She has more to share so she spoke with Metro reporter Andrea Bowen for the podcast series. Here's part of that podcast.
So digging the tunnels is more complicated or sophisticated than just taking. They have to have other things to make it possible.
Right. Aside from thinking, they have to go in there and make sure that it is safe to pass through these vapors that they have to deal with. So the tunnel rats Captain was explaining about that.
They had these PVC pipes in there for ventilation.
It is powered by leaf blowers for dryers and that is about it. My personal favorite is the bounce house blower. Very ingenious.
They get used to struggle Doug's how about people?
They will use tunnels to smuggle people when they were very cheap to make. A lot of shorter tunnels some of the interconnecting tunnels as well because those are pretty cheap to make because they're taking advantage of existing storm drains and sewer lines. They just hook up to.
You are seeing the tunnel that the most dangerous are the ones that people are going through.
That is right. The ones that are least able. -- Stable.
How many tunnel rats are on the team?
They like to call themselves tunnel rats. I think they made those shirts. There are only five of them.
What do they do when they find an interest to a tunnel question
The first thing to do is check to make sure it is safe to go into. I mentioned that conditions earlier they make sure there's nothing poisonous. If it is dangerous to go in, they will make adjustments to the tunnel to make it safe to go into.

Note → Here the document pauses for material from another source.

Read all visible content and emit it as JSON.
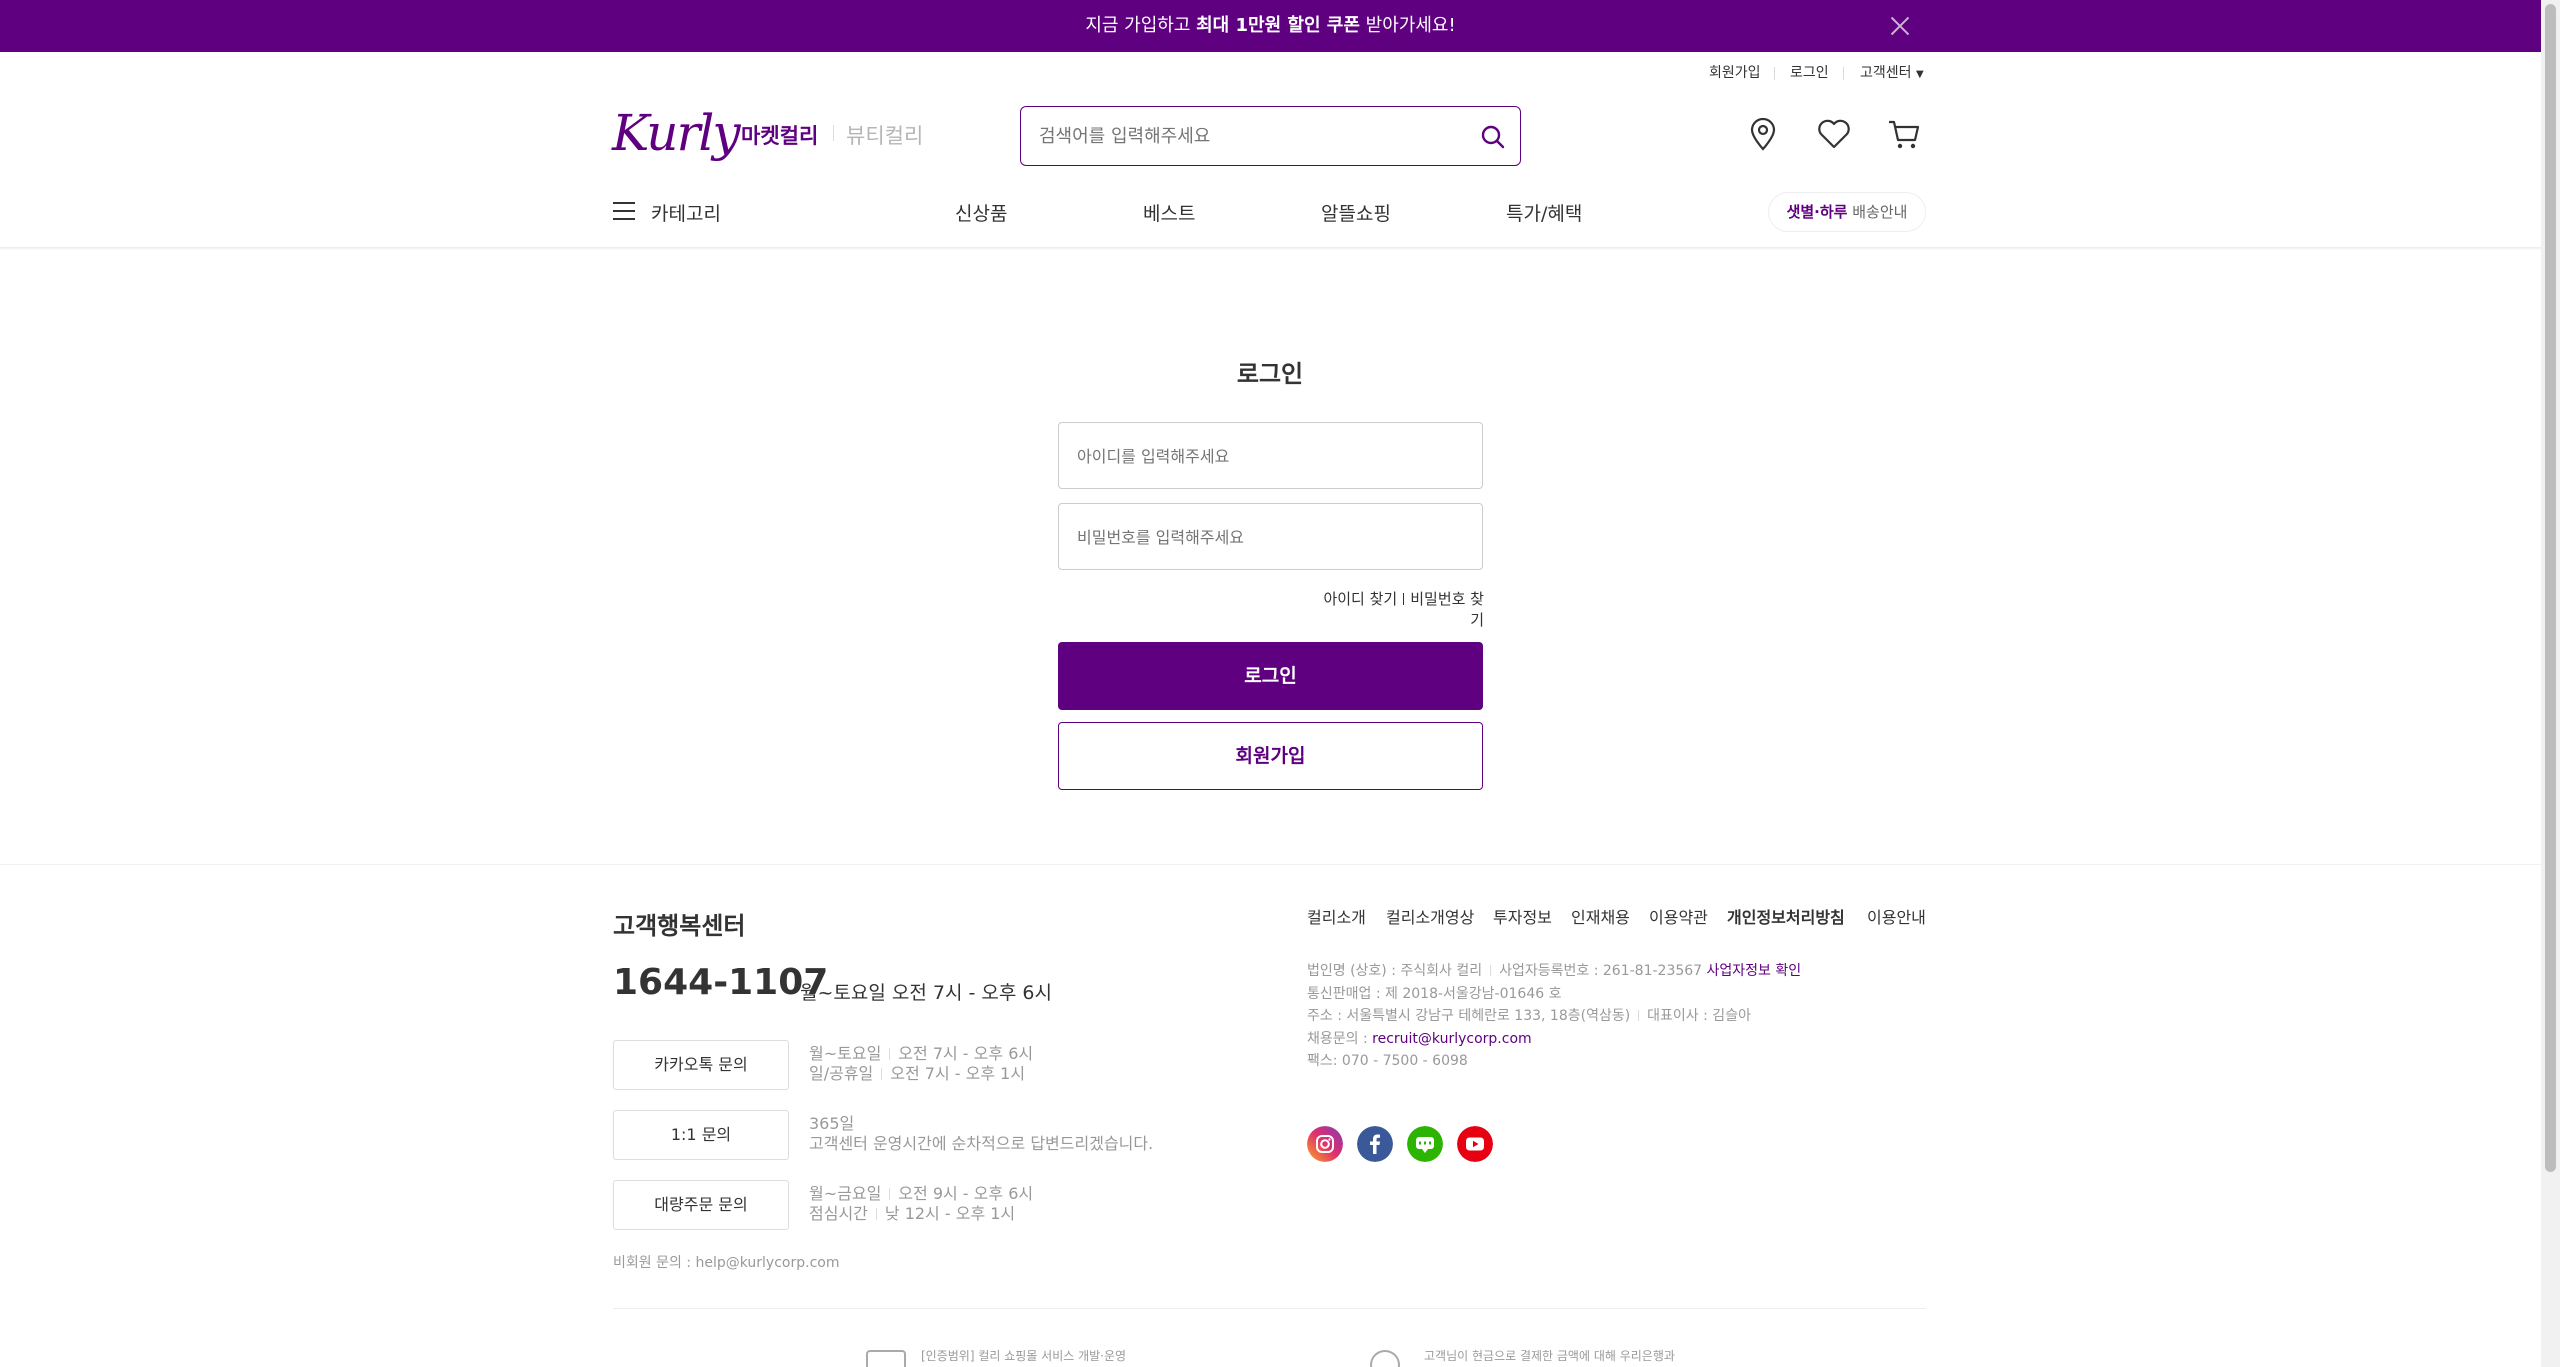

I actually spoke to the captain about that in a little bit more detail.
When it is found, the tunnel team will go win and assess the tunnel make sure it is safe for entry and make corrections or adjustments as needed in order to go in. Then we will map it from start almost to the United States border and that gives us a surface representation on what we are looking at. Will go back in and remap it with precision technology so we can identify the tunnel. Then we will just drill on those marks and throw them in a concrete truck and pull it up.
So they map these twice. Why's it so much detail question mark
Part of the reason that they do this mapping detail is because they can only fill up the tunnels and plug them up to the U.S. border. Often times the tunnels will remain open on the Mexican side because the Mexican officials -- they don't have enough funding to fill them up. In those cases, we've seen that the cartels will reopen the tunnels but diverting their route. It helps border patrol to know where the existing ones are to have a better idea of where the diverged dust more tunnels can be popping up in the future.
Trump wants the border wall to stop illegal immigration and the drug trade. What will it do about tunnels question
So in the request for proposals that they put out for the wall, the specification said we want a wall that is going to prevent tunneling for at least 6 feet under. That's clearly not going to stop the tunnels. Most of these titles are found dozens of feet below ground. So it doesn't address the problem of tunnels at all. I haven't heard Trump talk about the tunnels directly at all.
So 6 feet under the ground what exactly without wall has to do to prevent tunnels from 6 feet and up Westward
It could be directly preventing it with actual infrastructure like a wall that goes 6 feet under the ground but then also some of the companies file proposals to build the wall said they would combine that with technology. And it would try to sense any kind of constructions underneath the wall for at least 6 feet.
That was Jean Guerrero speaking with Andrea Bowen. You can hear more of that conversation and other conversations by subscribing to San Diego stories which you can find online.